> **Task item**
Write the entries below out again exactly, but skip the pictures.
-------- Data to use
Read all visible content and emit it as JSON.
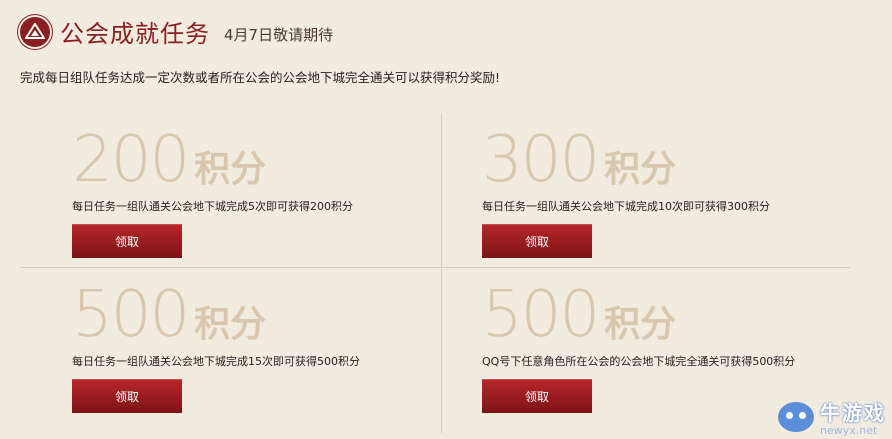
{
  "header": {
    "logo_icon": "guild-emblem-icon",
    "title": "公会成就任务",
    "subtitle": "4月7日敬请期待"
  },
  "description": "完成每日组队任务达成一定次数或者所在公会的公会地下城完全通关可以获得积分奖励!",
  "colors": {
    "accent": "#8a1f20",
    "background": "#f2ebe0",
    "points": "#d8c7ad",
    "button": "#a01e22"
  },
  "tasks": [
    {
      "points": "200",
      "unit": "积分",
      "text": "每日任务一组队通关公会地下城完成5次即可获得200积分",
      "button": "领取"
    },
    {
      "points": "300",
      "unit": "积分",
      "text": "每日任务一组队通关公会地下城完成10次即可获得300积分",
      "button": "领取"
    },
    {
      "points": "500",
      "unit": "积分",
      "text": "每日任务一组队通关公会地下城完成15次即可获得500积分",
      "button": "领取"
    },
    {
      "points": "500",
      "unit": "积分",
      "text": "QQ号下任意角色所在公会的公会地下城完全通关可获得500积分",
      "button": "领取"
    }
  ],
  "watermark": {
    "name": "牛游戏",
    "url": "newyx.net",
    "icon": "mascot-icon"
  }
}
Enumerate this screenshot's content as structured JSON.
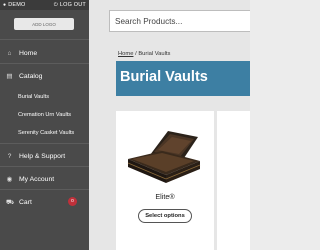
{
  "topbar": {
    "left_label": "DEMO",
    "left_icon": "user-icon",
    "right_label": "LOG OUT",
    "right_icon": "logout-icon"
  },
  "logo": {
    "text": "ADD LOGO",
    "icon": "logo-placeholder"
  },
  "nav": {
    "home": {
      "label": "Home",
      "icon": "home-icon"
    },
    "catalog": {
      "label": "Catalog",
      "icon": "book-icon"
    },
    "catalog_sub": [
      "Burial Vaults",
      "Cremation Urn Vaults",
      "Serenity Casket Vaults"
    ],
    "help": {
      "label": "Help & Support",
      "icon": "question-icon"
    },
    "account": {
      "label": "My Account",
      "icon": "user-circle-icon"
    },
    "cart": {
      "label": "Cart",
      "icon": "cart-icon",
      "count": "0"
    }
  },
  "search": {
    "placeholder": "Search Products..."
  },
  "breadcrumb": {
    "home": "Home",
    "separator": " / ",
    "current": "Burial Vaults"
  },
  "page": {
    "title": "Burial Vaults",
    "banner_color": "#3d7fa3"
  },
  "products": [
    {
      "name": "Elite®",
      "button": "Select options"
    }
  ],
  "colors": {
    "sidebar": "#4a4a4a",
    "badge": "#c0303a"
  }
}
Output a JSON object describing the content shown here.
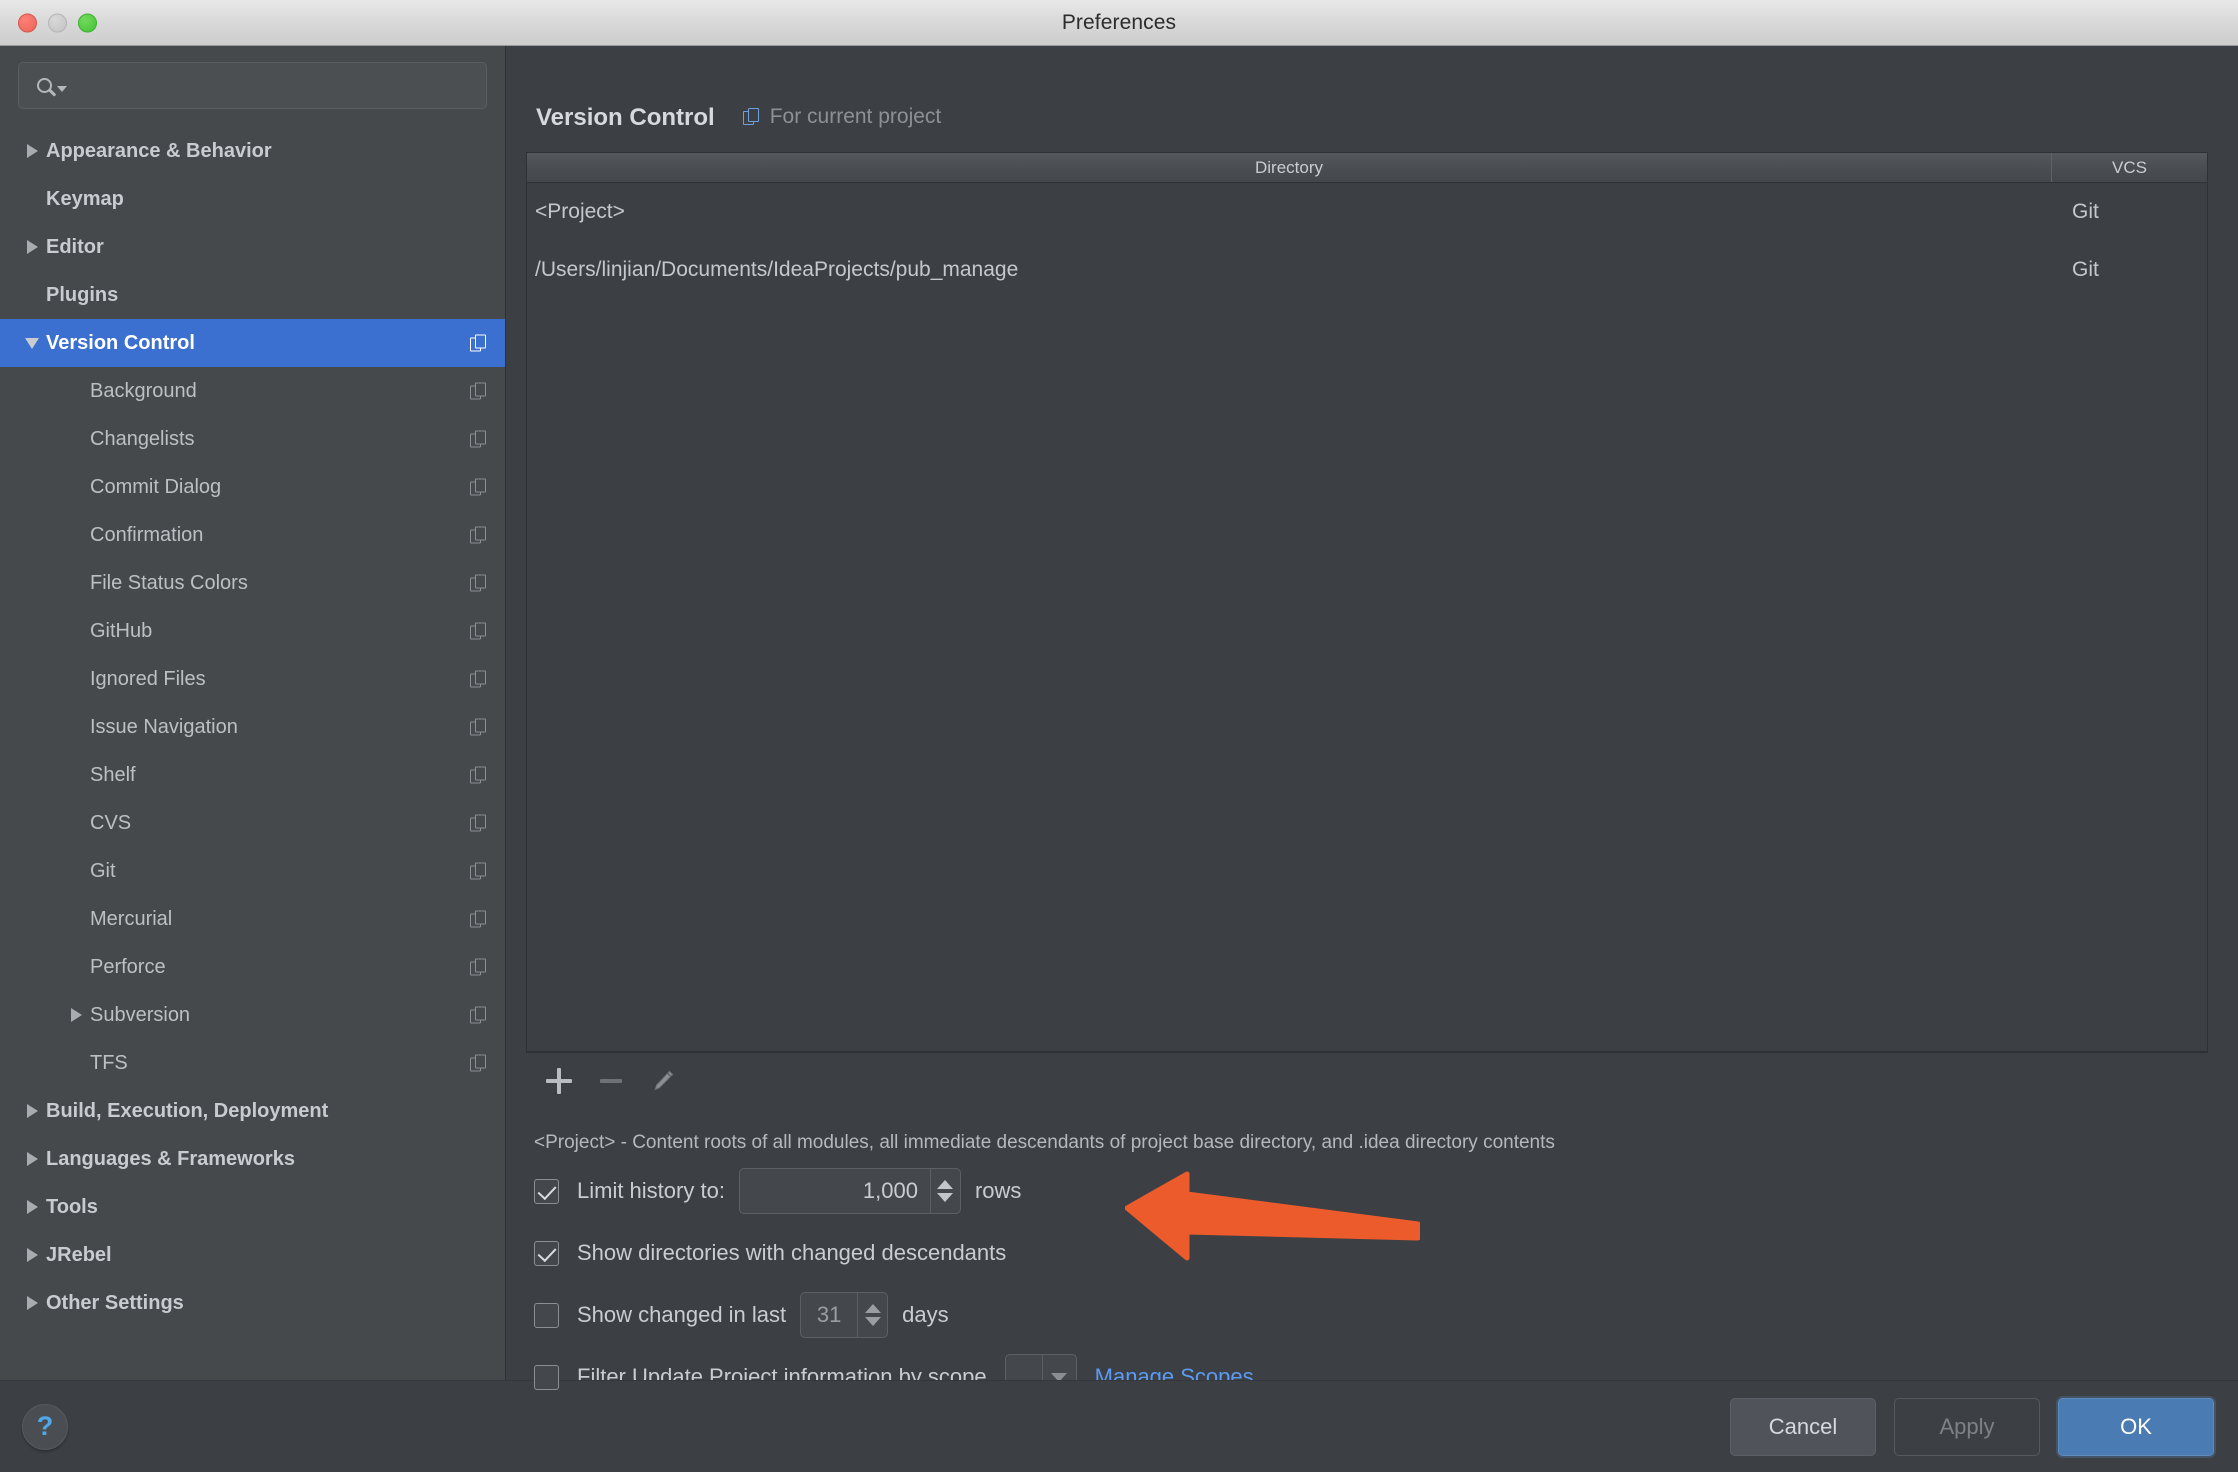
{
  "window": {
    "title": "Preferences",
    "traffic_lights": [
      "close",
      "minimize",
      "maximize"
    ]
  },
  "search": {
    "value": "",
    "placeholder": ""
  },
  "sidebar": {
    "items": [
      {
        "label": "Appearance & Behavior",
        "level": 0,
        "twisty": "right",
        "bold": true,
        "selected": false,
        "copy": false
      },
      {
        "label": "Keymap",
        "level": 0,
        "twisty": "none",
        "bold": true,
        "selected": false,
        "copy": false
      },
      {
        "label": "Editor",
        "level": 0,
        "twisty": "right",
        "bold": true,
        "selected": false,
        "copy": false
      },
      {
        "label": "Plugins",
        "level": 0,
        "twisty": "none",
        "bold": true,
        "selected": false,
        "copy": false
      },
      {
        "label": "Version Control",
        "level": 0,
        "twisty": "down",
        "bold": true,
        "selected": true,
        "copy": true
      },
      {
        "label": "Background",
        "level": 1,
        "twisty": "none",
        "bold": false,
        "selected": false,
        "copy": true
      },
      {
        "label": "Changelists",
        "level": 1,
        "twisty": "none",
        "bold": false,
        "selected": false,
        "copy": true
      },
      {
        "label": "Commit Dialog",
        "level": 1,
        "twisty": "none",
        "bold": false,
        "selected": false,
        "copy": true
      },
      {
        "label": "Confirmation",
        "level": 1,
        "twisty": "none",
        "bold": false,
        "selected": false,
        "copy": true
      },
      {
        "label": "File Status Colors",
        "level": 1,
        "twisty": "none",
        "bold": false,
        "selected": false,
        "copy": true
      },
      {
        "label": "GitHub",
        "level": 1,
        "twisty": "none",
        "bold": false,
        "selected": false,
        "copy": true
      },
      {
        "label": "Ignored Files",
        "level": 1,
        "twisty": "none",
        "bold": false,
        "selected": false,
        "copy": true
      },
      {
        "label": "Issue Navigation",
        "level": 1,
        "twisty": "none",
        "bold": false,
        "selected": false,
        "copy": true
      },
      {
        "label": "Shelf",
        "level": 1,
        "twisty": "none",
        "bold": false,
        "selected": false,
        "copy": true
      },
      {
        "label": "CVS",
        "level": 1,
        "twisty": "none",
        "bold": false,
        "selected": false,
        "copy": true
      },
      {
        "label": "Git",
        "level": 1,
        "twisty": "none",
        "bold": false,
        "selected": false,
        "copy": true
      },
      {
        "label": "Mercurial",
        "level": 1,
        "twisty": "none",
        "bold": false,
        "selected": false,
        "copy": true
      },
      {
        "label": "Perforce",
        "level": 1,
        "twisty": "none",
        "bold": false,
        "selected": false,
        "copy": true
      },
      {
        "label": "Subversion",
        "level": 1,
        "twisty": "right",
        "bold": false,
        "selected": false,
        "copy": true
      },
      {
        "label": "TFS",
        "level": 1,
        "twisty": "none",
        "bold": false,
        "selected": false,
        "copy": true
      },
      {
        "label": "Build, Execution, Deployment",
        "level": 0,
        "twisty": "right",
        "bold": true,
        "selected": false,
        "copy": false
      },
      {
        "label": "Languages & Frameworks",
        "level": 0,
        "twisty": "right",
        "bold": true,
        "selected": false,
        "copy": false
      },
      {
        "label": "Tools",
        "level": 0,
        "twisty": "right",
        "bold": true,
        "selected": false,
        "copy": false
      },
      {
        "label": "JRebel",
        "level": 0,
        "twisty": "right",
        "bold": true,
        "selected": false,
        "copy": false
      },
      {
        "label": "Other Settings",
        "level": 0,
        "twisty": "right",
        "bold": true,
        "selected": false,
        "copy": false
      }
    ]
  },
  "main": {
    "title": "Version Control",
    "scope_note": "For current project",
    "table": {
      "columns": [
        "Directory",
        "VCS"
      ],
      "rows": [
        {
          "directory": "<Project>",
          "vcs": "Git"
        },
        {
          "directory": "/Users/linjian/Documents/IdeaProjects/pub_manage",
          "vcs": "Git"
        }
      ]
    },
    "toolbar": {
      "add_label": "+",
      "remove_label": "−",
      "edit_label": "edit"
    },
    "hint": "<Project> - Content roots of all modules, all immediate descendants of project base directory, and .idea directory contents",
    "options": {
      "limit_history": {
        "label": "Limit history to:",
        "checked": true,
        "value": "1,000",
        "suffix": "rows"
      },
      "show_directories": {
        "label": "Show directories with changed descendants",
        "checked": true
      },
      "show_changed_in_last": {
        "label": "Show changed in last",
        "checked": false,
        "value": "31",
        "suffix": "days"
      },
      "filter_by_scope": {
        "label": "Filter Update Project information by scope",
        "checked": false,
        "scope_value": "",
        "manage_link": "Manage Scopes"
      }
    }
  },
  "footer": {
    "help_label": "?",
    "cancel_label": "Cancel",
    "apply_label": "Apply",
    "ok_label": "OK"
  },
  "annotation": {
    "type": "arrow",
    "direction": "left",
    "color": "#ec5b2b",
    "points_at": "Show directories with changed descendants"
  },
  "colors": {
    "accent_selection": "#3b6fd0",
    "link": "#5b9bf5",
    "ok_button": "#4a7bb3",
    "annotation": "#ec5b2b",
    "panel_bg": "#3c4044",
    "sidebar_bg": "#45494c"
  }
}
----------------
> **Exercise answer**
Read all visible content and emit it as JSON.
{
  "header": {
    "logo_icon": "guild-emblem-icon",
    "title": "公会成就任务",
    "subtitle": "4月7日敬请期待"
  },
  "description": "完成每日组队任务达成一定次数或者所在公会的公会地下城完全通关可以获得积分奖励!",
  "colors": {
    "accent": "#8a1f20",
    "background": "#f2ebe0",
    "points": "#d8c7ad",
    "button": "#a01e22"
  },
  "tasks": [
    {
      "points": "200",
      "unit": "积分",
      "text": "每日任务一组队通关公会地下城完成5次即可获得200积分",
      "button": "领取"
    },
    {
      "points": "300",
      "unit": "积分",
      "text": "每日任务一组队通关公会地下城完成10次即可获得300积分",
      "button": "领取"
    },
    {
      "points": "500",
      "unit": "积分",
      "text": "每日任务一组队通关公会地下城完成15次即可获得500积分",
      "button": "领取"
    },
    {
      "points": "500",
      "unit": "积分",
      "text": "QQ号下任意角色所在公会的公会地下城完全通关可获得500积分",
      "button": "领取"
    }
  ],
  "watermark": {
    "name": "牛游戏",
    "url": "newyx.net",
    "icon": "mascot-icon"
  }
}
Enumerate this screenshot's content as structured JSON.
{
  "topbar": {
    "left_label": "DEMO",
    "left_icon": "user-icon",
    "right_label": "LOG OUT",
    "right_icon": "logout-icon"
  },
  "logo": {
    "text": "ADD LOGO",
    "icon": "logo-placeholder"
  },
  "nav": {
    "home": {
      "label": "Home",
      "icon": "home-icon"
    },
    "catalog": {
      "label": "Catalog",
      "icon": "book-icon"
    },
    "catalog_sub": [
      "Burial Vaults",
      "Cremation Urn Vaults",
      "Serenity Casket Vaults"
    ],
    "help": {
      "label": "Help & Support",
      "icon": "question-icon"
    },
    "account": {
      "label": "My Account",
      "icon": "user-circle-icon"
    },
    "cart": {
      "label": "Cart",
      "icon": "cart-icon",
      "count": "0"
    }
  },
  "search": {
    "placeholder": "Search Products..."
  },
  "breadcrumb": {
    "home": "Home",
    "separator": " / ",
    "current": "Burial Vaults"
  },
  "page": {
    "title": "Burial Vaults",
    "banner_color": "#3d7fa3"
  },
  "products": [
    {
      "name": "Elite®",
      "button": "Select options"
    }
  ],
  "colors": {
    "sidebar": "#4a4a4a",
    "badge": "#c0303a"
  }
}
Output a JSON object describing the content shown here.
{
  "window": {
    "title": "Preferences",
    "traffic_lights": [
      "close",
      "minimize",
      "maximize"
    ]
  },
  "search": {
    "value": "",
    "placeholder": ""
  },
  "sidebar": {
    "items": [
      {
        "label": "Appearance & Behavior",
        "level": 0,
        "twisty": "right",
        "bold": true,
        "selected": false,
        "copy": false
      },
      {
        "label": "Keymap",
        "level": 0,
        "twisty": "none",
        "bold": true,
        "selected": false,
        "copy": false
      },
      {
        "label": "Editor",
        "level": 0,
        "twisty": "right",
        "bold": true,
        "selected": false,
        "copy": false
      },
      {
        "label": "Plugins",
        "level": 0,
        "twisty": "none",
        "bold": true,
        "selected": false,
        "copy": false
      },
      {
        "label": "Version Control",
        "level": 0,
        "twisty": "down",
        "bold": true,
        "selected": true,
        "copy": true
      },
      {
        "label": "Background",
        "level": 1,
        "twisty": "none",
        "bold": false,
        "selected": false,
        "copy": true
      },
      {
        "label": "Changelists",
        "level": 1,
        "twisty": "none",
        "bold": false,
        "selected": false,
        "copy": true
      },
      {
        "label": "Commit Dialog",
        "level": 1,
        "twisty": "none",
        "bold": false,
        "selected": false,
        "copy": true
      },
      {
        "label": "Confirmation",
        "level": 1,
        "twisty": "none",
        "bold": false,
        "selected": false,
        "copy": true
      },
      {
        "label": "File Status Colors",
        "level": 1,
        "twisty": "none",
        "bold": false,
        "selected": false,
        "copy": true
      },
      {
        "label": "GitHub",
        "level": 1,
        "twisty": "none",
        "bold": false,
        "selected": false,
        "copy": true
      },
      {
        "label": "Ignored Files",
        "level": 1,
        "twisty": "none",
        "bold": false,
        "selected": false,
        "copy": true
      },
      {
        "label": "Issue Navigation",
        "level": 1,
        "twisty": "none",
        "bold": false,
        "selected": false,
        "copy": true
      },
      {
        "label": "Shelf",
        "level": 1,
        "twisty": "none",
        "bold": false,
        "selected": false,
        "copy": true
      },
      {
        "label": "CVS",
        "level": 1,
        "twisty": "none",
        "bold": false,
        "selected": false,
        "copy": true
      },
      {
        "label": "Git",
        "level": 1,
        "twisty": "none",
        "bold": false,
        "selected": false,
        "copy": true
      },
      {
        "label": "Mercurial",
        "level": 1,
        "twisty": "none",
        "bold": false,
        "selected": false,
        "copy": true
      },
      {
        "label": "Perforce",
        "level": 1,
        "twisty": "none",
        "bold": false,
        "selected": false,
        "copy": true
      },
      {
        "label": "Subversion",
        "level": 1,
        "twisty": "right",
        "bold": false,
        "selected": false,
        "copy": true
      },
      {
        "label": "TFS",
        "level": 1,
        "twisty": "none",
        "bold": false,
        "selected": false,
        "copy": true
      },
      {
        "label": "Build, Execution, Deployment",
        "level": 0,
        "twisty": "right",
        "bold": true,
        "selected": false,
        "copy": false
      },
      {
        "label": "Languages & Frameworks",
        "level": 0,
        "twisty": "right",
        "bold": true,
        "selected": false,
        "copy": false
      },
      {
        "label": "Tools",
        "level": 0,
        "twisty": "right",
        "bold": true,
        "selected": false,
        "copy": false
      },
      {
        "label": "JRebel",
        "level": 0,
        "twisty": "right",
        "bold": true,
        "selected": false,
        "copy": false
      },
      {
        "label": "Other Settings",
        "level": 0,
        "twisty": "right",
        "bold": true,
        "selected": false,
        "copy": false
      }
    ]
  },
  "main": {
    "title": "Version Control",
    "scope_note": "For current project",
    "table": {
      "columns": [
        "Directory",
        "VCS"
      ],
      "rows": [
        {
          "directory": "<Project>",
          "vcs": "Git"
        },
        {
          "directory": "/Users/linjian/Documents/IdeaProjects/pub_manage",
          "vcs": "Git"
        }
      ]
    },
    "toolbar": {
      "add_label": "+",
      "remove_label": "−",
      "edit_label": "edit"
    },
    "hint": "<Project> - Content roots of all modules, all immediate descendants of project base directory, and .idea directory contents",
    "options": {
      "limit_history": {
        "label": "Limit history to:",
        "checked": true,
        "value": "1,000",
        "suffix": "rows"
      },
      "show_directories": {
        "label": "Show directories with changed descendants",
        "checked": true
      },
      "show_changed_in_last": {
        "label": "Show changed in last",
        "checked": false,
        "value": "31",
        "suffix": "days"
      },
      "filter_by_scope": {
        "label": "Filter Update Project information by scope",
        "checked": false,
        "scope_value": "",
        "manage_link": "Manage Scopes"
      }
    }
  },
  "footer": {
    "help_label": "?",
    "cancel_label": "Cancel",
    "apply_label": "Apply",
    "ok_label": "OK"
  },
  "annotation": {
    "type": "arrow",
    "direction": "left",
    "color": "#ec5b2b",
    "points_at": "Show directories with changed descendants"
  },
  "colors": {
    "accent_selection": "#3b6fd0",
    "link": "#5b9bf5",
    "ok_button": "#4a7bb3",
    "annotation": "#ec5b2b",
    "panel_bg": "#3c4044",
    "sidebar_bg": "#45494c"
  }
}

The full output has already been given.